Beach days with three young kids stretch into infinity; like the beach days I have now, except they are non-stop action. Three meals a day, most of which were prepared in the beach house kitchen, with the occasional foray to the fried clam shack. My kids, restaurant aficionados now, were not fun to take out to eat when they were young. Packing up for a day at the beach was no day at the beach. Coolers filled with lunch and snacks. The required beach toys. Chairs, blankets and multiple umbrellas. Steve would, like he does these days, lug all the stuff to the beach, set up, stay and play for awhile and then head back to the house to work. I was constantly on the move, in the water, out of the water. We built sand castles, played whiffle ball, collected shells, reapplied sunscreen. At the end of the day, after showers and baths washed away the stubborn sand, I was exhausted but self-satisfied. Now, as adults, they remember those beach days and sigh.
“Remember when we were on the beach right before the hurricane?”
“Remember when we had lobster races across the back deck?”
“Remember when Connor would fling himself into the waves, like, 20 times and you had to keep dragging him out?”

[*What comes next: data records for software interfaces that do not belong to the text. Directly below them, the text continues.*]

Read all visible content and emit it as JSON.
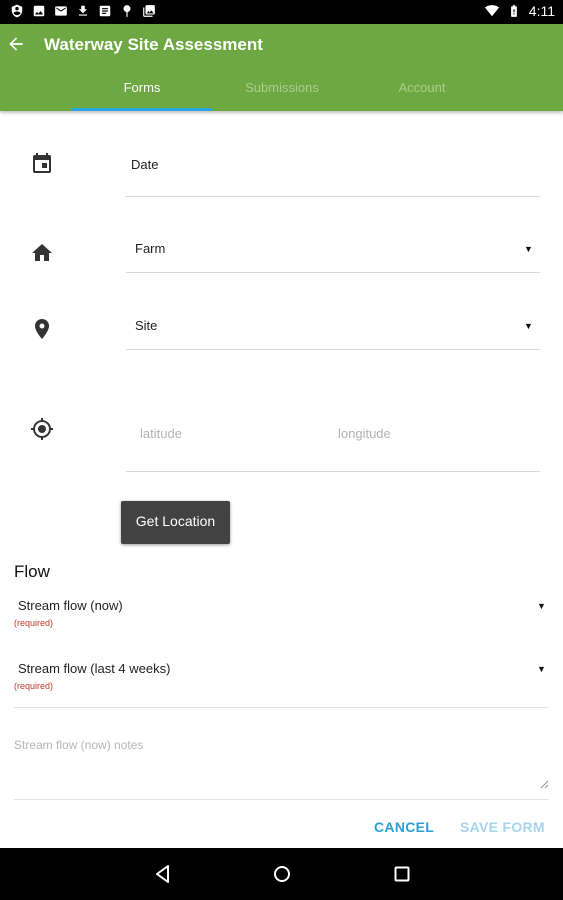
{
  "status_bar": {
    "time": "4:11",
    "left_icons": [
      "shield-icon",
      "image-icon",
      "email-icon",
      "download-icon",
      "document-icon",
      "tack-icon",
      "images-icon"
    ],
    "right_icons": [
      "wifi-icon",
      "battery-icon"
    ]
  },
  "app_bar": {
    "back_icon": "arrow-left-icon",
    "title": "Waterway Site Assessment",
    "tabs": [
      {
        "label": "Forms",
        "active": true
      },
      {
        "label": "Submissions",
        "active": false
      },
      {
        "label": "Account",
        "active": false
      }
    ],
    "color": "#6da842",
    "tab_indicator_color": "#29a6e0"
  },
  "form": {
    "date": {
      "icon": "calendar-icon",
      "value": "Date"
    },
    "farm": {
      "icon": "home-icon",
      "value": "Farm"
    },
    "site": {
      "icon": "location-pin-icon",
      "value": "Site"
    },
    "location": {
      "icon": "gps-target-icon",
      "latitude_placeholder": "latitude",
      "longitude_placeholder": "longitude",
      "button_label": "Get Location"
    },
    "flow": {
      "title": "Flow",
      "stream_flow_now": {
        "label": "Stream flow (now)",
        "note": "(required)"
      },
      "stream_flow_last4": {
        "label": "Stream flow (last 4 weeks)",
        "note": "(required)"
      },
      "notes_placeholder": "Stream flow (now) notes"
    }
  },
  "actions": {
    "cancel": "CANCEL",
    "save": "SAVE FORM",
    "accent": "#2a9fd6"
  },
  "nav_bar": {
    "icons": [
      "back-triangle-icon",
      "home-circle-icon",
      "recents-square-icon"
    ]
  }
}
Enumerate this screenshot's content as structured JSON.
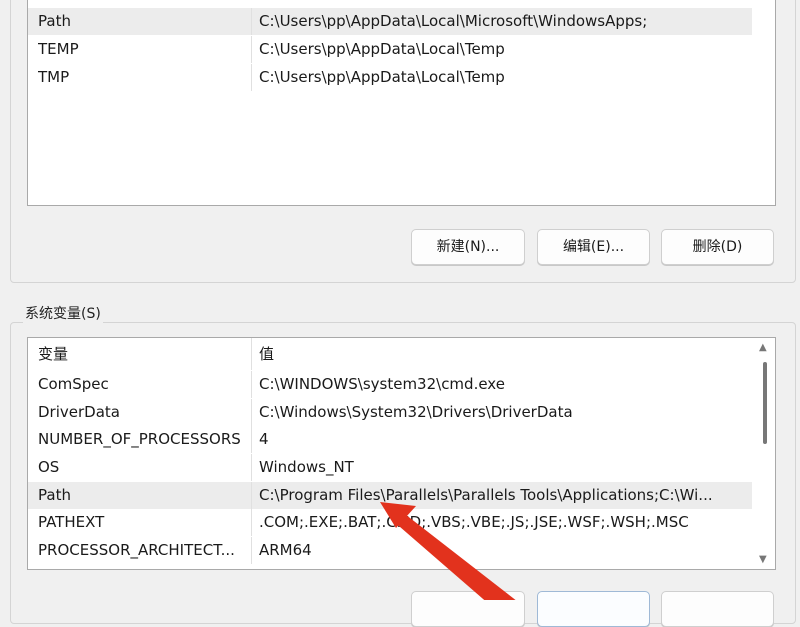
{
  "user_vars": {
    "rows": [
      {
        "name": "Path",
        "value": "C:\\Users\\pp\\AppData\\Local\\Microsoft\\WindowsApps;"
      },
      {
        "name": "TEMP",
        "value": "C:\\Users\\pp\\AppData\\Local\\Temp"
      },
      {
        "name": "TMP",
        "value": "C:\\Users\\pp\\AppData\\Local\\Temp"
      }
    ],
    "buttons": {
      "new": "新建(N)...",
      "edit": "编辑(E)...",
      "delete": "删除(D)"
    }
  },
  "system_vars": {
    "title": "系统变量(S)",
    "columns": {
      "name": "变量",
      "value": "值"
    },
    "rows": [
      {
        "name": "ComSpec",
        "value": "C:\\WINDOWS\\system32\\cmd.exe"
      },
      {
        "name": "DriverData",
        "value": "C:\\Windows\\System32\\Drivers\\DriverData"
      },
      {
        "name": "NUMBER_OF_PROCESSORS",
        "value": "4"
      },
      {
        "name": "OS",
        "value": "Windows_NT"
      },
      {
        "name": "Path",
        "value": "C:\\Program Files\\Parallels\\Parallels Tools\\Applications;C:\\Wi..."
      },
      {
        "name": "PATHEXT",
        "value": ".COM;.EXE;.BAT;.CMD;.VBS;.VBE;.JS;.JSE;.WSF;.WSH;.MSC"
      },
      {
        "name": "PROCESSOR_ARCHITECT...",
        "value": "ARM64"
      }
    ]
  },
  "annotation": {
    "arrow_color": "#e2321d"
  }
}
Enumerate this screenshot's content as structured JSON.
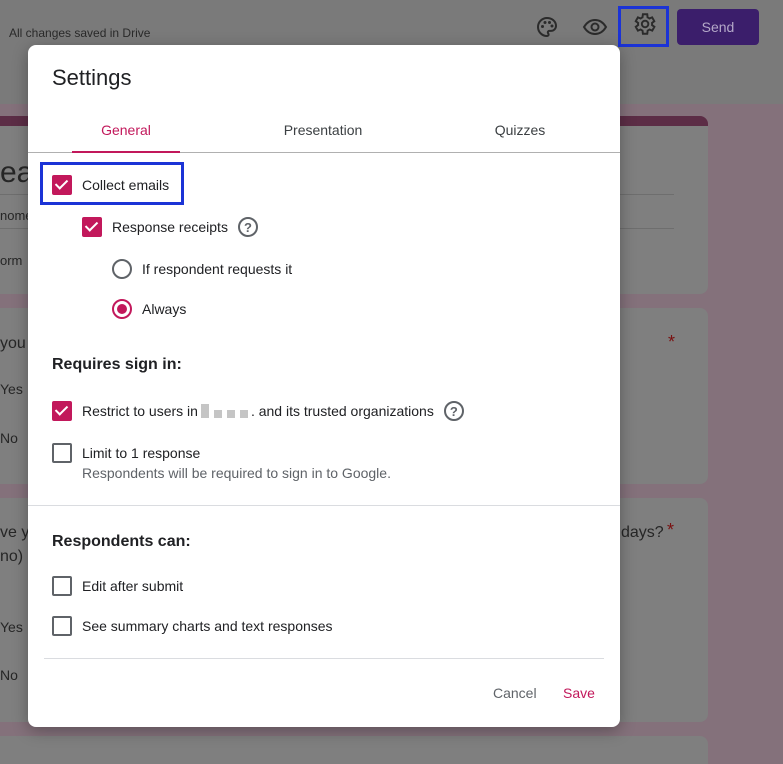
{
  "header": {
    "save_status": "All changes saved in Drive",
    "send_label": "Send",
    "icons": [
      "palette-icon",
      "eye-icon",
      "gear-icon"
    ]
  },
  "background": {
    "title_fragment": "eal",
    "line1": "nome",
    "line2": "orm",
    "q1": "you",
    "q1_opt1": "Yes",
    "q1_opt2": "No",
    "q2_line1": "ve y",
    "q2_line2": "no)",
    "q2_tail": "days?",
    "q2_opt1": "Yes",
    "q2_opt2": "No",
    "required_mark": "*"
  },
  "dialog": {
    "title": "Settings",
    "tabs": [
      {
        "label": "General",
        "active": true
      },
      {
        "label": "Presentation",
        "active": false
      },
      {
        "label": "Quizzes",
        "active": false
      }
    ],
    "general": {
      "collect_emails": {
        "label": "Collect emails",
        "checked": true
      },
      "response_receipts": {
        "label": "Response receipts",
        "checked": true,
        "help": "?"
      },
      "receipt_options": [
        {
          "label": "If respondent requests it",
          "selected": false
        },
        {
          "label": "Always",
          "selected": true
        }
      ],
      "requires_sign_in": {
        "heading": "Requires sign in:",
        "restrict": {
          "label_before": "Restrict to users in",
          "label_after": ". and its trusted organizations",
          "checked": true,
          "help": "?"
        },
        "limit": {
          "label": "Limit to 1 response",
          "note": "Respondents will be required to sign in to Google.",
          "checked": false
        }
      },
      "respondents_can": {
        "heading": "Respondents can:",
        "options": [
          {
            "label": "Edit after submit",
            "checked": false
          },
          {
            "label": "See summary charts and text responses",
            "checked": false
          }
        ]
      }
    },
    "actions": {
      "cancel": "Cancel",
      "save": "Save"
    }
  },
  "colors": {
    "accent": "#c2185b",
    "highlight": "#1b33d6",
    "send": "#3b1e6b"
  }
}
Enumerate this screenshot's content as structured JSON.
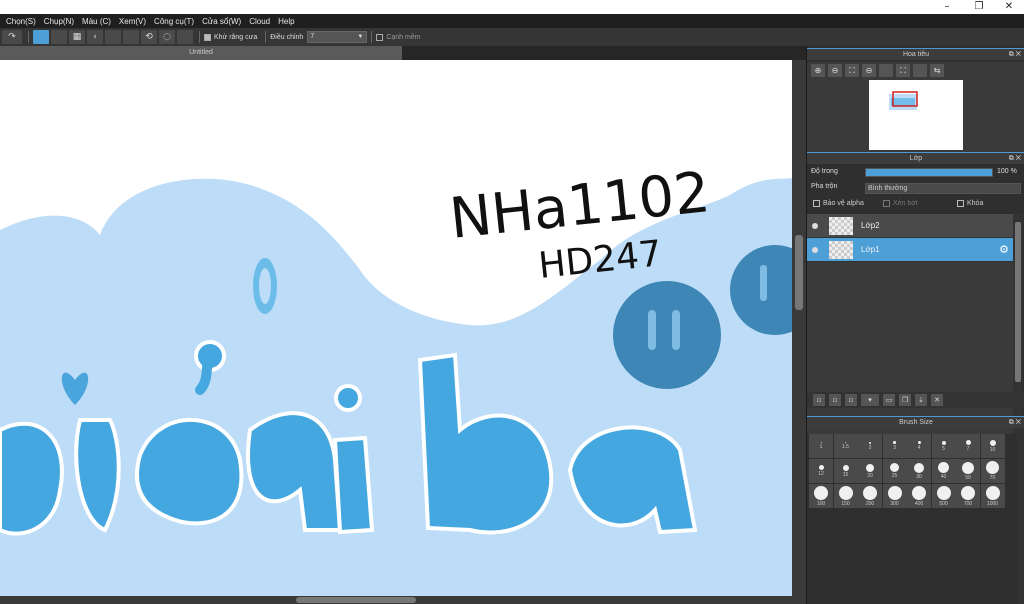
{
  "window": {
    "minimize_icon": "–",
    "maximize_icon": "❐",
    "close_icon": "✕"
  },
  "menu": [
    "Chọn(S)",
    "Chụp(N)",
    "Màu (C)",
    "Xem(V)",
    "Công cụ(T)",
    "Cửa sổ(W)",
    "Cloud",
    "Help"
  ],
  "toolbar": {
    "antialias_label": "Khử răng cưa",
    "adjust_label": "Điều chỉnh",
    "adjust_value": "7",
    "smooth_label": "Cạnh mềm"
  },
  "document": {
    "tab_title": "Untitled"
  },
  "navigator": {
    "title": "Hoa tiêu"
  },
  "layers": {
    "title": "Lớp",
    "opacity_label": "Độ trong",
    "opacity_value": "100 %",
    "opacity_fraction": 1.0,
    "blend_label": "Pha trộn",
    "blend_value": "Bình thường",
    "protect_alpha_label": "Bảo vệ alpha",
    "clip_label": "Xén bớt",
    "lock_label": "Khóa",
    "items": [
      {
        "name": "Lớp2",
        "selected": false
      },
      {
        "name": "Lớp1",
        "selected": true
      }
    ]
  },
  "brush": {
    "title": "Brush Size",
    "sizes": [
      "1",
      "1.5",
      "2",
      "3",
      "4",
      "5",
      "7",
      "10",
      "12",
      "15",
      "20",
      "25",
      "30",
      "40",
      "50",
      "70",
      "100",
      "150",
      "200",
      "300",
      "400",
      "500",
      "700",
      "1000"
    ]
  },
  "canvas_text": {
    "line1": "NHa1102",
    "line2": "HD247",
    "big_word": "giải ba"
  },
  "colors": {
    "accent": "#4d9fd8",
    "cloud": "#bcdcf7",
    "letters": "#45a7e0",
    "circle": "#3d86b6"
  }
}
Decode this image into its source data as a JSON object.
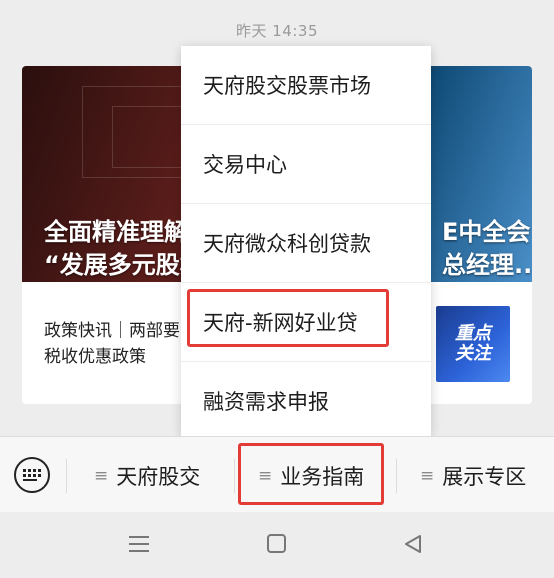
{
  "timestamp": "昨天 14:35",
  "article": {
    "hero_left_line1": "全面精准理解",
    "hero_left_line2": "“发展多元股杉",
    "hero_right_line1": "E中全会",
    "hero_right_line2": "总经理...",
    "body_text": "政策快讯｜两部要税收优惠政策",
    "thumb_line1": "重点",
    "thumb_line2": "关注"
  },
  "popup_menu": {
    "items": [
      {
        "label": "天府股交股票市场"
      },
      {
        "label": "交易中心"
      },
      {
        "label": "天府微众科创贷款"
      },
      {
        "label": "天府-新网好业贷",
        "highlighted": true
      },
      {
        "label": "融资需求申报"
      }
    ]
  },
  "bottom_menu": {
    "keyboard_icon": "keyboard-icon",
    "tabs": [
      {
        "label": "天府股交",
        "icon": "menu-lines-icon"
      },
      {
        "label": "业务指南",
        "icon": "menu-lines-icon",
        "highlighted": true
      },
      {
        "label": "展示专区",
        "icon": "menu-lines-icon"
      }
    ]
  },
  "navigation_bar": {
    "icons": [
      "recent-apps-icon",
      "home-icon",
      "back-icon"
    ]
  },
  "colors": {
    "highlight": "#e33b35",
    "background": "#ededed",
    "timestamp_text": "#9a9a9a"
  }
}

One afternoon last summer (maybe it was Wednesday, maybe Friday), I watched a mother about 25 years my junior chasing her two young kids all over the sand and into the water, while I sat alone under my umbrella enjoying the latest Ann Leary novel. On one of her many trudges up and down the beach, she stopped. “You have no idea how much I envy you right now.” I looked up. “I know you don’t want to hear this,” I told her. “Enjoy this time. It’s over in a flash.”I took a sip of my water, and went back to my book.